— How to complete this task —
Where does the string "text" appear in the material? Copy each line that holds it.

(Beginning of Supplied material)

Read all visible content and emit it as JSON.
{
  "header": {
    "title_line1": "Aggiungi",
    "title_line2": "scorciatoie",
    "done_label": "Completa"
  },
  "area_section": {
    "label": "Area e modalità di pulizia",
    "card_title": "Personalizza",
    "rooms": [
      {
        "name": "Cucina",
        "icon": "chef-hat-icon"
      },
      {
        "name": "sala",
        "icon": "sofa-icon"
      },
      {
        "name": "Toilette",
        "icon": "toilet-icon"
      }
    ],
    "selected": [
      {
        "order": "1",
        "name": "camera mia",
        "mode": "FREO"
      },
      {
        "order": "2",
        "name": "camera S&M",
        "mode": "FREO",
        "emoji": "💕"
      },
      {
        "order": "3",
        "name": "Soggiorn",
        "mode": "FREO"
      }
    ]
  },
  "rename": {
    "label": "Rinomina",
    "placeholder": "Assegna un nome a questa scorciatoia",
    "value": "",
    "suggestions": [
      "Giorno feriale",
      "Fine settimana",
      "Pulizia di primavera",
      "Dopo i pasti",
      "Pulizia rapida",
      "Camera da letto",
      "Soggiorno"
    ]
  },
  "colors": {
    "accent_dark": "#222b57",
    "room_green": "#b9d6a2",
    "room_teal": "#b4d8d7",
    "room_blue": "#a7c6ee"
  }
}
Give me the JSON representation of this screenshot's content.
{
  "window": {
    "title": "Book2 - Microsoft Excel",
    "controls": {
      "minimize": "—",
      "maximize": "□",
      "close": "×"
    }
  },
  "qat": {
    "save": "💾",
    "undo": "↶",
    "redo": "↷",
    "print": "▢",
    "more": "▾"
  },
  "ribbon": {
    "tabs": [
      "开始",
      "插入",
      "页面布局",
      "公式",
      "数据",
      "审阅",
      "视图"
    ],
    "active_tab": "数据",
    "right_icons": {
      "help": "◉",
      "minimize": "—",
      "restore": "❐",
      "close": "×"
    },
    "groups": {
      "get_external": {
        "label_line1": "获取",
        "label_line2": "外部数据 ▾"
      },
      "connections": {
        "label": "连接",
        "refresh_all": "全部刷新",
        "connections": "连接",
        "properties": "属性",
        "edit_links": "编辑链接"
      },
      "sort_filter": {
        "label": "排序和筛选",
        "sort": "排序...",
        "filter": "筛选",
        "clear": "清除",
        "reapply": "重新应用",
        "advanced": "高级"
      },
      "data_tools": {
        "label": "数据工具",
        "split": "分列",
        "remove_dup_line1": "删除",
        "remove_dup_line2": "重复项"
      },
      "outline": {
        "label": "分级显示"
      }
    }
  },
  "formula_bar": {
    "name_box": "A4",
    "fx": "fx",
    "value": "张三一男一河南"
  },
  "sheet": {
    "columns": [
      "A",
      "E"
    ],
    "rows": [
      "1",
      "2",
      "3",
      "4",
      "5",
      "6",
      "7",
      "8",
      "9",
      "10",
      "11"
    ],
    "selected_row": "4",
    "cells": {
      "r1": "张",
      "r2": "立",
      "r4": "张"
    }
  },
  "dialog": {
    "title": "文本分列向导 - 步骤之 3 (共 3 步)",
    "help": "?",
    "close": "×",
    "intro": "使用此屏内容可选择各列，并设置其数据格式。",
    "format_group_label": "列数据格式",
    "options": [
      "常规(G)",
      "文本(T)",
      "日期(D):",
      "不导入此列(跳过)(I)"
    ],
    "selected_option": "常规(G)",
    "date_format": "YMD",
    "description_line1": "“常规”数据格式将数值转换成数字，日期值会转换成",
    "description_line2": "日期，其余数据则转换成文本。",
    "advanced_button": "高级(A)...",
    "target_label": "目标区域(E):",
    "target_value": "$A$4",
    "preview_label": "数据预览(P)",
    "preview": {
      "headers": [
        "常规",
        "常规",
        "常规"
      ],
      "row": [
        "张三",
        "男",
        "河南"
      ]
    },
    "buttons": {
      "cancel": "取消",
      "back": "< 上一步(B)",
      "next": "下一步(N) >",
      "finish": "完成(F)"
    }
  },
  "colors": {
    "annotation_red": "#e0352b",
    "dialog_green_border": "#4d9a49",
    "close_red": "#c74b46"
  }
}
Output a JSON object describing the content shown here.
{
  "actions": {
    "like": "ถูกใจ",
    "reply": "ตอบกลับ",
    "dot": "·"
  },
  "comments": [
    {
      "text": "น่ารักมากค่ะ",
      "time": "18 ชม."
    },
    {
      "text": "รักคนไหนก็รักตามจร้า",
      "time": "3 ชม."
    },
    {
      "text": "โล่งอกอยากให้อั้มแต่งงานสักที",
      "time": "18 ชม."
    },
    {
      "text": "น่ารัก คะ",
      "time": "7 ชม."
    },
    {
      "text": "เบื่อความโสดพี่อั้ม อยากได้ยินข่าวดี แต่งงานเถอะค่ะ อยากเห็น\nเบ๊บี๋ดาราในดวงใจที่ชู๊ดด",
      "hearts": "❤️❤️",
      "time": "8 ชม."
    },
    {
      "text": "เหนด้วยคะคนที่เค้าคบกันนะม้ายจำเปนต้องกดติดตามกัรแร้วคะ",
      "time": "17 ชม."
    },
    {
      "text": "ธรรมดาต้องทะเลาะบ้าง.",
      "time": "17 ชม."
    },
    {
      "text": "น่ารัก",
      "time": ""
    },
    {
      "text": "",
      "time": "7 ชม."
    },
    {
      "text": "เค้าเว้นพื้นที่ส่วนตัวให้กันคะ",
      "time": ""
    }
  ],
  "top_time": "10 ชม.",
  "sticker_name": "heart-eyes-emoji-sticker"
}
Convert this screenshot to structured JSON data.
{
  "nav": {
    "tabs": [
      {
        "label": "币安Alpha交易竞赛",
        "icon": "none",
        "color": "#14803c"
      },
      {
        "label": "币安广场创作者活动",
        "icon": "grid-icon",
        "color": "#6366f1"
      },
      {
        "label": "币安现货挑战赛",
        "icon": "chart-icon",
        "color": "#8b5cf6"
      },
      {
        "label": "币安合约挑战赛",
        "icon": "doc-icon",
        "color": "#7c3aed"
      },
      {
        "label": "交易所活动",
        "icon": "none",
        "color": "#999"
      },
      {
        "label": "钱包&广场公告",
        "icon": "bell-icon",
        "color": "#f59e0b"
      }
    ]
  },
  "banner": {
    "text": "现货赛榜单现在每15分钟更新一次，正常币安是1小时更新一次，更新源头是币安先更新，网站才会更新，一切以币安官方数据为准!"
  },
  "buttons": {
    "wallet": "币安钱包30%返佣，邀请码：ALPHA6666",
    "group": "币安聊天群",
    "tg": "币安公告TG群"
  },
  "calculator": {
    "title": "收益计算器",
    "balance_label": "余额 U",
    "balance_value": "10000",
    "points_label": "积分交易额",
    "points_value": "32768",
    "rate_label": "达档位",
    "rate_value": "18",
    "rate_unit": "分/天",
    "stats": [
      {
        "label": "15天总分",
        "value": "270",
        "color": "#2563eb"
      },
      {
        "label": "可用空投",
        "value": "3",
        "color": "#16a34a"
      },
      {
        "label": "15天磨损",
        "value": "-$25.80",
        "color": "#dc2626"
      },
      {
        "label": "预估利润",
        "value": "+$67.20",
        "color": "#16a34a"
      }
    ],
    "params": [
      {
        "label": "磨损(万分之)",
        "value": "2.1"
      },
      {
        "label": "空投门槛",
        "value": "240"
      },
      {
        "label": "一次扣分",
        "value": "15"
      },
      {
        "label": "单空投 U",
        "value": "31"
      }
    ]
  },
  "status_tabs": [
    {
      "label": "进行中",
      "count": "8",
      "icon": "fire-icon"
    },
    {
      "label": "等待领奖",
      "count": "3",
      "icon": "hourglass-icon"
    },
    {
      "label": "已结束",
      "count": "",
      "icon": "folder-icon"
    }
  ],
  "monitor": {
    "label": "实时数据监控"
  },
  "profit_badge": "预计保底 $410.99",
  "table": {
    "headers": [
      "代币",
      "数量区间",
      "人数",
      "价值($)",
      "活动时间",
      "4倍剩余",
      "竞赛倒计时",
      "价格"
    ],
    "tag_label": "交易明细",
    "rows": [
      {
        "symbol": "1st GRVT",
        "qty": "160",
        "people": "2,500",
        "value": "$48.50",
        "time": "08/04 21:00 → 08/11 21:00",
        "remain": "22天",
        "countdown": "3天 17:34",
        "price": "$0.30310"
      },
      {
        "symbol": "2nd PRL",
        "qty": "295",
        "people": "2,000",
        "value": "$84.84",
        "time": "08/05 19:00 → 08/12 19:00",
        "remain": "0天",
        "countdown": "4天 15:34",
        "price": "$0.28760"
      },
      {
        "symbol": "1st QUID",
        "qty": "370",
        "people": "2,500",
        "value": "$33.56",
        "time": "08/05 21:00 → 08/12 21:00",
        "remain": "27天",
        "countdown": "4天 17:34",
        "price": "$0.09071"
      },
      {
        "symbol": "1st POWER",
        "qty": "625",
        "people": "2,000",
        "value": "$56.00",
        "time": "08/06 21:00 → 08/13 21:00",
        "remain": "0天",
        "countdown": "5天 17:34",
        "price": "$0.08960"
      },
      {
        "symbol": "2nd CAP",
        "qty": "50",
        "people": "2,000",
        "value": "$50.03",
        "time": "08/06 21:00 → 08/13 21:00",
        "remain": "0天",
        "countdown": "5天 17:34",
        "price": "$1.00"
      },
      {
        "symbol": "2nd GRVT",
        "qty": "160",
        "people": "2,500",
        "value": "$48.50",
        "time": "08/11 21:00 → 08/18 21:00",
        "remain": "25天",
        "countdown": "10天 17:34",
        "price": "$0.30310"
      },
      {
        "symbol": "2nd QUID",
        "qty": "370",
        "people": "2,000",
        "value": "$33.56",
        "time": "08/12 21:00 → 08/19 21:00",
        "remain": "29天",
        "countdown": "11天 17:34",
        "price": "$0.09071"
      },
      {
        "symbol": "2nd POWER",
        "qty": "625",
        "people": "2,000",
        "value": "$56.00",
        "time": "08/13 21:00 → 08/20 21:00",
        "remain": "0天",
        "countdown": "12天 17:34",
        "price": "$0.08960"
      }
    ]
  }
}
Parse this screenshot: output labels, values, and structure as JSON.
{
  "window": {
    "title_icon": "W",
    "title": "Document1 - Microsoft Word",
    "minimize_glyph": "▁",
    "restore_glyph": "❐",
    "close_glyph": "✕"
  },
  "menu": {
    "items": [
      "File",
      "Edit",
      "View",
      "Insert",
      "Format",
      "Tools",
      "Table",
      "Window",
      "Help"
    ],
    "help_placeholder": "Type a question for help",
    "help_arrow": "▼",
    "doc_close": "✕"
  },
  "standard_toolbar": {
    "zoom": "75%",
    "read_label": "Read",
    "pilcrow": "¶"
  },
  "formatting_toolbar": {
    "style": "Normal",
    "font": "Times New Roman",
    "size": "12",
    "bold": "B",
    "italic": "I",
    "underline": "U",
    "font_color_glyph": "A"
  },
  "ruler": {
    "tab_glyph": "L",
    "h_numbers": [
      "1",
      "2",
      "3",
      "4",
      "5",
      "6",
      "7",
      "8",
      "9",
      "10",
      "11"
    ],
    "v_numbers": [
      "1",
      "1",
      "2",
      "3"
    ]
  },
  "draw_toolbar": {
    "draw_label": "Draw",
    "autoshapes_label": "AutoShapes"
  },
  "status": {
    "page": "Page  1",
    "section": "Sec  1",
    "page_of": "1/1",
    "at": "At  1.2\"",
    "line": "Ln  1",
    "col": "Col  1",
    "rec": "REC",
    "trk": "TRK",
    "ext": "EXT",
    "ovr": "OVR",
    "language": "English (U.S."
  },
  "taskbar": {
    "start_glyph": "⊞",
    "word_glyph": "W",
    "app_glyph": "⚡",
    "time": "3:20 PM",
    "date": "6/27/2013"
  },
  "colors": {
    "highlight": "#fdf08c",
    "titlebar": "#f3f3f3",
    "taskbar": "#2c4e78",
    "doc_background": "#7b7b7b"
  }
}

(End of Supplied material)

— Solution to this problem —
      "text": "น่ารักมากค่ะ",
      "text": "รักคนไหนก็รักตามจร้า",
      "text": "โล่งอกอยากให้อั้มแต่งงานสักที",
      "text": "น่ารัก คะ",
      "text": "เบื่อความโสดพี่อั้ม อยากได้ยินข่าวดี แต่งงานเถอะค่ะ อยากเห็น\nเบ๊บี๋ดาราในดวงใจที่ชู๊ดด",
      "text": "เหนด้วยคะคนที่เค้าคบกันนะม้ายจำเปนต้องกดติดตามกัรแร้วคะ",
      "text": "ธรรมดาต้องทะเลาะบ้าง.",
      "text": "น่ารัก",
      "text": "",
      "text": "เค้าเว้นพื้นที่ส่วนตัวให้กันคะ",
    "text": "现货赛榜单现在每15分钟更新一次，正常币安是1小时更新一次，更新源头是币安先更新，网站才会更新，一切以币安官方数据为准!"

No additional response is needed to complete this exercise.